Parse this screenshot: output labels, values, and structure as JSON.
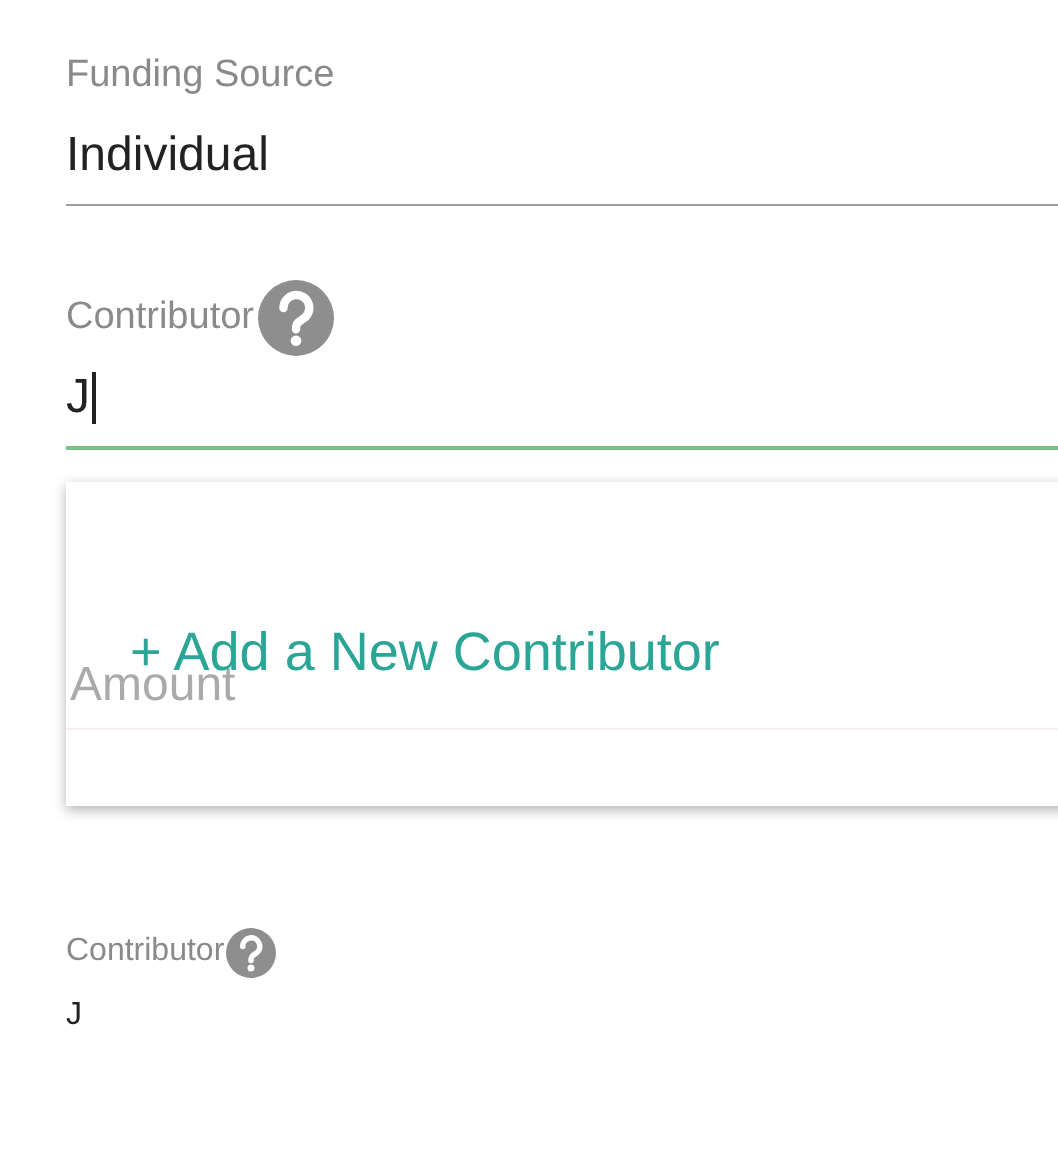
{
  "fields": [
    {
      "label": "Funding Source",
      "value": "Individual",
      "help": false,
      "focused": false
    },
    {
      "label": "Contributor",
      "value": "J",
      "help": true,
      "focused": true
    }
  ],
  "dropdown": {
    "options": [
      {
        "label": "+ Add a New Contributor"
      }
    ]
  },
  "covered_field": {
    "label": "Amount"
  },
  "summary": {
    "label": "Contributor",
    "value": "J",
    "help": true
  }
}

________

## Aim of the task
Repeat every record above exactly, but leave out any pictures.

## Answer space
Parse this screenshot: output labels, values, and structure as JSON.
{
  "fields": [
    {
      "label": "Funding Source",
      "value": "Individual",
      "help": false,
      "focused": false
    },
    {
      "label": "Contributor",
      "value": "J",
      "help": true,
      "focused": true
    }
  ],
  "dropdown": {
    "options": [
      {
        "label": "+ Add a New Contributor"
      }
    ]
  },
  "covered_field": {
    "label": "Amount"
  },
  "summary": {
    "label": "Contributor",
    "value": "J",
    "help": true
  }
}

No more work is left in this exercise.